When asking the reasons for encouraging (or not) outward mobility, Europe was absent from the discourse of my UK interviewees. On the contrary, Europe is ever-present in the minds of the Germans. And this contrast was at the forefront of my thoughts as I read analyses of the referendum results.

We are living in a time when the world needs actors who are fully engaged in the world community, individuals who are capable of interacting in a foreign environment and solving problems on a global scale. Leading countries like the USA, Australia, France, and Germany have understood this, and all have established policies, programs, and mechanisms (including funding) to facilitate the outward movement of their students. They are forming the next generation of internationally-oriented citizens and leaders.

On this front, Canada is sorely lagging. It is estimated that a meagre 3.1% of our undergraduate students study abroad, with 55% of them studying in the United States.

It’s no secret that since 2007, the Canadian federal government has been actively and aggressively pursuing the recruitment of international students to Canadian college and university campuses.
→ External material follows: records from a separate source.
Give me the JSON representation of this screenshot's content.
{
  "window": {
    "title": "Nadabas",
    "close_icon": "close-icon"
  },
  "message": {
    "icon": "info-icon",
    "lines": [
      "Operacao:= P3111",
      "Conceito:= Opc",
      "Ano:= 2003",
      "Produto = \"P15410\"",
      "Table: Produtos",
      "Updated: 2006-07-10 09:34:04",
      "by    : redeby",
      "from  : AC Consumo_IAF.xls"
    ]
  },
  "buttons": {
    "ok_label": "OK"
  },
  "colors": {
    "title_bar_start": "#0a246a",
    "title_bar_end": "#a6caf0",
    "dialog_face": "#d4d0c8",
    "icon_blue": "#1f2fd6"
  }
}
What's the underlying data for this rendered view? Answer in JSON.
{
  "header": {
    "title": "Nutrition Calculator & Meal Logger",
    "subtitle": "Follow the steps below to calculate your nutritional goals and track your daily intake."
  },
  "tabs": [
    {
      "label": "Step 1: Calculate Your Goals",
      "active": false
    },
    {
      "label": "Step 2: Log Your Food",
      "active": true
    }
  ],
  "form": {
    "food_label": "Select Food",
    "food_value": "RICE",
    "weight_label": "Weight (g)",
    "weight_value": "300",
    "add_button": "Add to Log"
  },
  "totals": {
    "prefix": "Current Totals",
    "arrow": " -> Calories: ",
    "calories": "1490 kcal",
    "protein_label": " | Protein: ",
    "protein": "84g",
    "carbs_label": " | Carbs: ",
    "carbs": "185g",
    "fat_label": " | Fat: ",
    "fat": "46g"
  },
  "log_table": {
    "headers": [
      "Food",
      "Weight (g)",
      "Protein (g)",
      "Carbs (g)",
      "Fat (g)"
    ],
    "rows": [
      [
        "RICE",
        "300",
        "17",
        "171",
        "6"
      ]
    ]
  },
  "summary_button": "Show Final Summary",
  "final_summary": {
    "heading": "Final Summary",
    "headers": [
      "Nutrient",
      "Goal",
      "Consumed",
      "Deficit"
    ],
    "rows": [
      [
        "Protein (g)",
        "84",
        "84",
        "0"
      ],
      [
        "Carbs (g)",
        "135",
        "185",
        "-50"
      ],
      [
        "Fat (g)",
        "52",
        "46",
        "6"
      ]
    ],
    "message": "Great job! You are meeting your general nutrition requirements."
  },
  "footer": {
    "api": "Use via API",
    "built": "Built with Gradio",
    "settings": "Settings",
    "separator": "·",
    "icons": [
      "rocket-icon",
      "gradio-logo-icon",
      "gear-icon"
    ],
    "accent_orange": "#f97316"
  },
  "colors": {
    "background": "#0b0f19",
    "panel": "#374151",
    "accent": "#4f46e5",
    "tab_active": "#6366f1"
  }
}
Encouraging outward mobility for Canadian students, however, has been an afterthought at best. Yet, outward student mobility is crucial to avoiding insularity and to forming globally-minded citizens. One could even argue that it is the role of government to ensure access to such opportunities for those who desire them, as we are witnessing in our peer nations.

Canada’s first-ever International Education Strategy (IES) was an opportunity for the federal government to do just that: to provide leadership in preparing Canadian students to be globally-minded citizens engaged on the world stage, but it failed. Instead of proffering a balanced approach to internationalization, the government focussed almost exclusively on the economic benefit of luring international students to our campuses, and in so doing sent a strong message about how it viewed international education.

An analysis of the IES will be the subject of a future post. In the meantime, however, I can’t help but wonder what sense of international belonging—and certainly what degree of international engagement—our Canadian society will have if our students overwhelmingly continue to stay at home.